Problem to work on: Report the number of lines below in which the word "data" occurs. Nothing else is needed.

Source material:
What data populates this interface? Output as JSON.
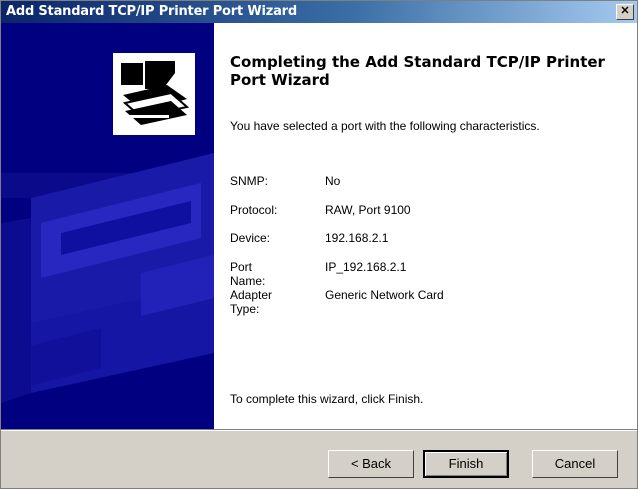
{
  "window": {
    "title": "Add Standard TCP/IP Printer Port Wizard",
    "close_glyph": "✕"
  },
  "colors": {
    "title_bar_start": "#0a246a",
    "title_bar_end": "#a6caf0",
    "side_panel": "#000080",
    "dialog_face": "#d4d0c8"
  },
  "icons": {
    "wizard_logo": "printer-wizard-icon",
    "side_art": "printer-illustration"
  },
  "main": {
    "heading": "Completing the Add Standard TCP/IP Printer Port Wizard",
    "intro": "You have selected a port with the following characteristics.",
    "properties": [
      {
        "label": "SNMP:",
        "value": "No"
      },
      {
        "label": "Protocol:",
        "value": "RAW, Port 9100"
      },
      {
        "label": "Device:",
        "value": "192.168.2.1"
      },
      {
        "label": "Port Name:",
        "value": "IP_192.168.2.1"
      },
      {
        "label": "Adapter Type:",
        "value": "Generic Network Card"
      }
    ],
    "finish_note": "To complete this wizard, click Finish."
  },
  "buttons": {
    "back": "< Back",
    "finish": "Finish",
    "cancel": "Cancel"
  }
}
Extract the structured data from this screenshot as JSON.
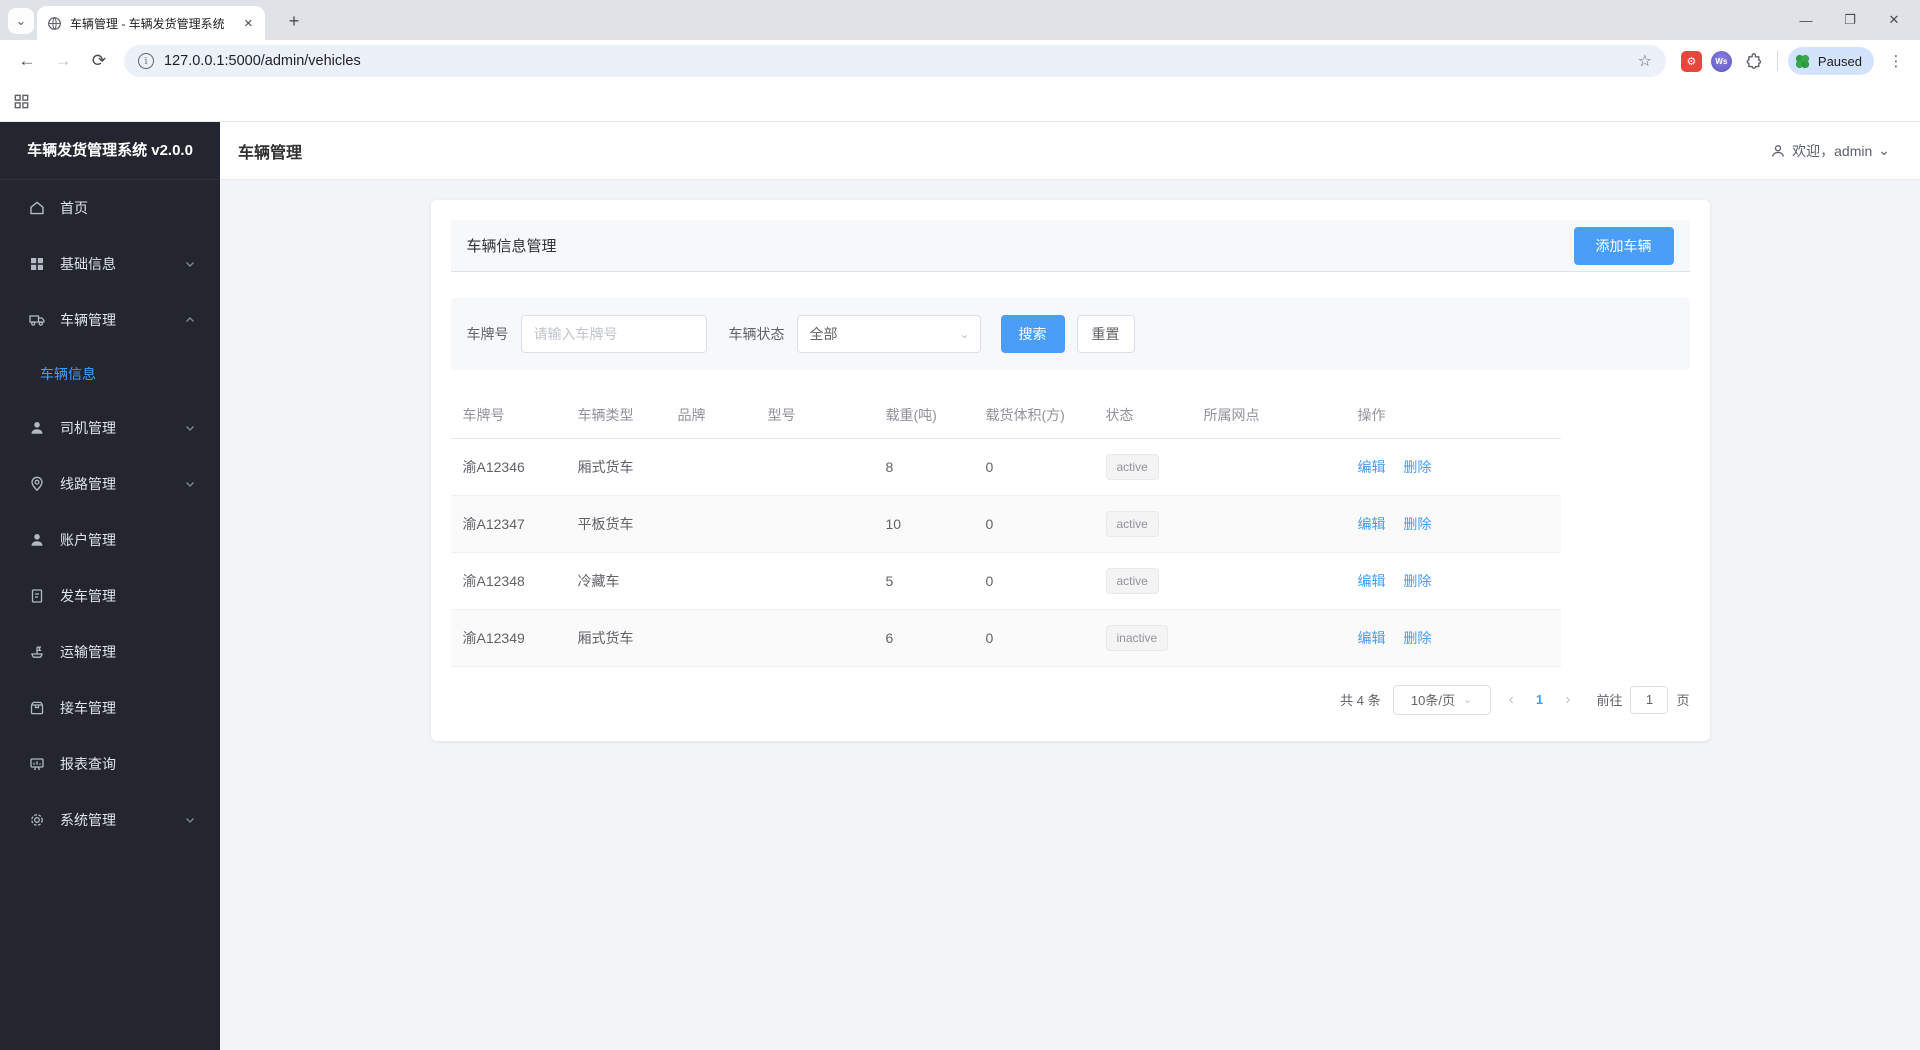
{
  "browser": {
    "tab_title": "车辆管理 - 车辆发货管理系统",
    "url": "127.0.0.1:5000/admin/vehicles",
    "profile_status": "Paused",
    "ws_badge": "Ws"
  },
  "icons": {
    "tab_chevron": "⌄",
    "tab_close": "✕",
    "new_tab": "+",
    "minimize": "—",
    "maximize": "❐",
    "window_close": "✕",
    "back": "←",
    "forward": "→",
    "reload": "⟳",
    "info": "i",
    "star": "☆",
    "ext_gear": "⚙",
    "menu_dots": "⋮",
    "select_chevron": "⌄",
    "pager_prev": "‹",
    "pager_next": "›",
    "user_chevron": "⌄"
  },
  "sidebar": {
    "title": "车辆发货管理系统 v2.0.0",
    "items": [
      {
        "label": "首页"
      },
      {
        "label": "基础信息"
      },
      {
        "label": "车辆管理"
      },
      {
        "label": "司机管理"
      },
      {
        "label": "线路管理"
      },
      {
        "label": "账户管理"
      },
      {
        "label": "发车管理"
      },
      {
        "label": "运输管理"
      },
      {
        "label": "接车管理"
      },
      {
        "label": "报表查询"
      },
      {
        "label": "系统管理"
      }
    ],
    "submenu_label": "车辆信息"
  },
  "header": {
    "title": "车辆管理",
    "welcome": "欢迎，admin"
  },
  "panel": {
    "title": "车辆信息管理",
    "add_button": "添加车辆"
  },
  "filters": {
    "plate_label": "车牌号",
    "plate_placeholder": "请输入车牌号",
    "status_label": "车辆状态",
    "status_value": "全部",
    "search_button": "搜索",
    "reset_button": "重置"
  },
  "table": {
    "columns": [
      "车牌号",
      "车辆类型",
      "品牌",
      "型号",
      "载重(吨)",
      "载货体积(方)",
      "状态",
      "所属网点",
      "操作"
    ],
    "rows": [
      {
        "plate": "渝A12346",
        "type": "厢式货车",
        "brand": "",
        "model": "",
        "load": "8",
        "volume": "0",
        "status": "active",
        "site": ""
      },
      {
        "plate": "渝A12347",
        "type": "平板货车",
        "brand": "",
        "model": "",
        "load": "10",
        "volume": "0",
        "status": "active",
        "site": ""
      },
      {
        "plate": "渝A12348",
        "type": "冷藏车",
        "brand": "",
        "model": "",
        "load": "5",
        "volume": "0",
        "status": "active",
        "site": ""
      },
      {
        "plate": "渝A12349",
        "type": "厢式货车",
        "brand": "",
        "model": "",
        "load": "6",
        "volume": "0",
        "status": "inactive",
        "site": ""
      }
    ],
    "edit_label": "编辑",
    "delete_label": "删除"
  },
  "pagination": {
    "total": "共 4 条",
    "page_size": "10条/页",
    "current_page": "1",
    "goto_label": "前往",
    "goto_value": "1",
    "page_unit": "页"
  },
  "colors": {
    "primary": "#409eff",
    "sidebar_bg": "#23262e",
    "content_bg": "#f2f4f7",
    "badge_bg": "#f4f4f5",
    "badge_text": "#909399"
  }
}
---
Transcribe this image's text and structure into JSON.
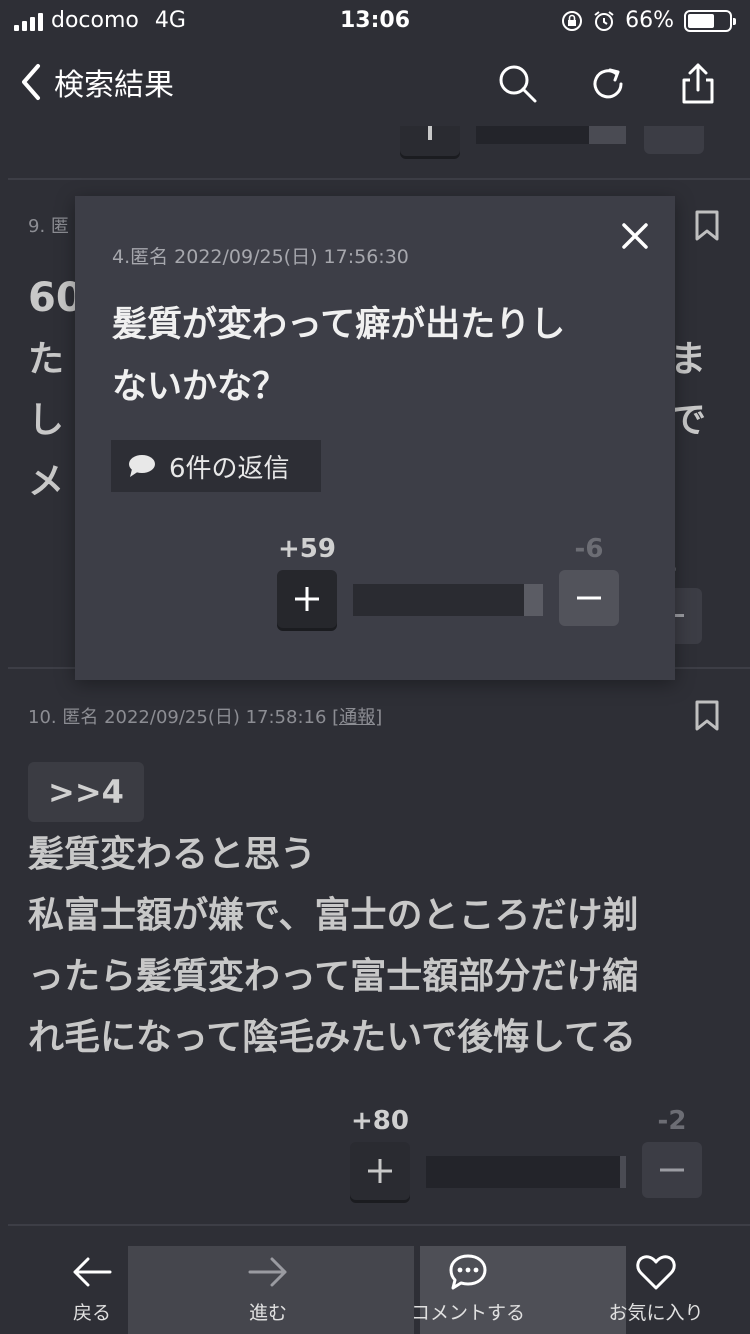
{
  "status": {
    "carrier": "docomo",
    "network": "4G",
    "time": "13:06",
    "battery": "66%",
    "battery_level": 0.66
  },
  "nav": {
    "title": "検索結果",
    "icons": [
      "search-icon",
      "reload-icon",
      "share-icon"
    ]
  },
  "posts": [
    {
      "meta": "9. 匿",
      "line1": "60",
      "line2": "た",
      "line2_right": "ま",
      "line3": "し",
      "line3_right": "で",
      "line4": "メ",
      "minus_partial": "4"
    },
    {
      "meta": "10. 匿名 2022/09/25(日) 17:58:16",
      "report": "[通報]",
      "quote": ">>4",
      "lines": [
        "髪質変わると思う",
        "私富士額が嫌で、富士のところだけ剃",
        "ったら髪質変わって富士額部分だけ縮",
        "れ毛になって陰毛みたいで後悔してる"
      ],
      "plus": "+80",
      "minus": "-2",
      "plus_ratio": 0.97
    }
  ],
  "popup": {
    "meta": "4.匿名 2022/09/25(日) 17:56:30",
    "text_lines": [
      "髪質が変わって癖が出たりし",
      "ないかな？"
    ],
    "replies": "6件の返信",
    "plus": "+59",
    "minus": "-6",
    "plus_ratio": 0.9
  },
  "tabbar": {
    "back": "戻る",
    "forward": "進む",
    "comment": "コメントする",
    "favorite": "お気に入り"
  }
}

Answer to this task: 2